The Tile Style Quilt from Missouri Star Quilt Co. Watch the free quilt tutorial today.

Click HERE to learn how to transform 2.5 inch strips of fabric into the fabulous Tile Style quilt!

The Tile Style Quilt from Missouri Star Quilt Co. Watch the free quilt tutorial today.
Watch the Latest Tutorial from Missouri Star Quilt Co!

Which Quilt Are You?

Feeling a little stuck creatively? No need to worry! Take our newest quiz by answering a series of incredibly simple questions and find out which quilt block reflects your personality! Once you figure out your personal quilt block, check out the FREE tutorial on YouTube to create a beautiful new quilt! Piece it together with your favorite fabrics and this is one project that will be a direct reflection of who you are!

Happy Trails Quilt

MSQC New Tutorial on the Blog!

Happy Trails Quilt

Snails come in an amazing variety of sizes. One species is so massive, its shell can be used as a trumpet. Another is tiny enough to fit through the eye of a needle with room to spare!

Happy Trails Quilt

Just like a real snails, a Snail Trail block can be big or small. And with Jenny’s brand new method (courtesy of quilting friend, Kathy), they’re easier than ever to make!

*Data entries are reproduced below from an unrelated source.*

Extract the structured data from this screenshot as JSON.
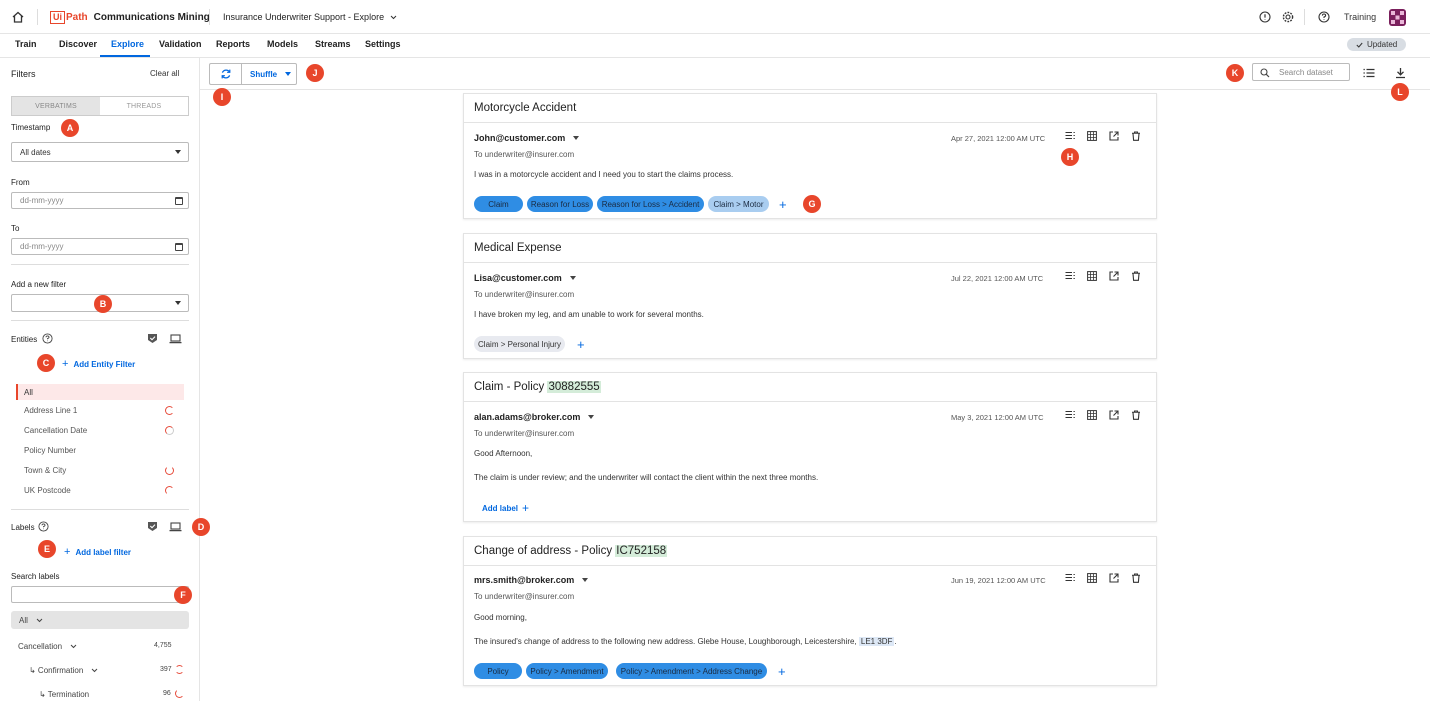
{
  "header": {
    "brand_ui": "Ui",
    "brand_path": "Path",
    "product": "Communications Mining",
    "project": "Insurance Underwriter Support - Explore",
    "user": "Training"
  },
  "nav": {
    "tabs": [
      "Train",
      "Discover",
      "Explore",
      "Validation",
      "Reports",
      "Models",
      "Streams",
      "Settings"
    ],
    "active": "Explore",
    "status": "Updated"
  },
  "sidebar": {
    "title": "Filters",
    "clear_all": "Clear all",
    "seg_verbatims": "VERBATIMS",
    "seg_threads": "THREADS",
    "timestamp_label": "Timestamp",
    "timestamp_value": "All dates",
    "from_label": "From",
    "from_placeholder": "dd-mm-yyyy",
    "to_label": "To",
    "to_placeholder": "dd-mm-yyyy",
    "add_filter_label": "Add a new filter",
    "entities_label": "Entities",
    "add_entity_filter": "Add Entity Filter",
    "entities": [
      "All",
      "Address Line 1",
      "Cancellation Date",
      "Policy Number",
      "Town & City",
      "UK Postcode"
    ],
    "labels_label": "Labels",
    "add_label_filter": "Add label filter",
    "search_labels_label": "Search labels",
    "labels_all": "All",
    "label_tree": [
      {
        "name": "Cancellation",
        "count": "4,755"
      },
      {
        "name": "↳ Confirmation",
        "count": "397"
      },
      {
        "name": "↳ Termination",
        "count": "96"
      }
    ]
  },
  "toolbar": {
    "shuffle": "Shuffle",
    "search_placeholder": "Search dataset"
  },
  "messages": [
    {
      "title": "Motorcycle Accident",
      "title_hl": "",
      "from": "John@customer.com",
      "to": "To underwriter@insurer.com",
      "date": "Apr 27, 2021 12:00 AM UTC",
      "body1": "I was in a motorcycle accident and I need you to start the claims process.",
      "body2": "",
      "labels": [
        "Claim",
        "Reason for Loss",
        "Reason for Loss > Accident",
        "Claim > Motor"
      ]
    },
    {
      "title": "Medical Expense",
      "title_hl": "",
      "from": "Lisa@customer.com",
      "to": "To underwriter@insurer.com",
      "date": "Jul 22, 2021 12:00 AM UTC",
      "body1": "I have broken my leg, and am unable to work for several months.",
      "body2": "",
      "labels": [
        "Claim > Personal Injury"
      ]
    },
    {
      "title": "Claim - Policy ",
      "title_hl": "30882555",
      "from": "alan.adams@broker.com",
      "to": "To underwriter@insurer.com",
      "date": "May 3, 2021 12:00 AM UTC",
      "body1": "Good Afternoon,",
      "body2": "The claim is under review; and the underwriter will contact the client within the next three months.",
      "add_label": "Add label",
      "labels": []
    },
    {
      "title": "Change of address - Policy ",
      "title_hl": "IC752158",
      "from": "mrs.smith@broker.com",
      "to": "To underwriter@insurer.com",
      "date": "Jun 19, 2021 12:00 AM UTC",
      "body1": "Good morning,",
      "body2": "The insured's change of address to the following new address. Glebe House, Loughborough, Leicestershire, ",
      "body2_hl": "LE1 3DF",
      "body2_end": ".",
      "labels": [
        "Policy",
        "Policy > Amendment",
        "Policy > Amendment > Address Change"
      ]
    }
  ],
  "markers": [
    "A",
    "B",
    "C",
    "D",
    "E",
    "F",
    "G",
    "H",
    "I",
    "J",
    "K",
    "L"
  ],
  "colors": {
    "accent": "#0067df",
    "brand": "#e8462b",
    "label_chip": "#2f8de4",
    "label_chip_light": "#a9cdf0"
  }
}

Whether you use 5-inch or 10-inch squares, this easy block is fun and swirly as can be!

Happy Trails Quilt

Watch the Latest Tutorial from Missouri Star Quilt Co!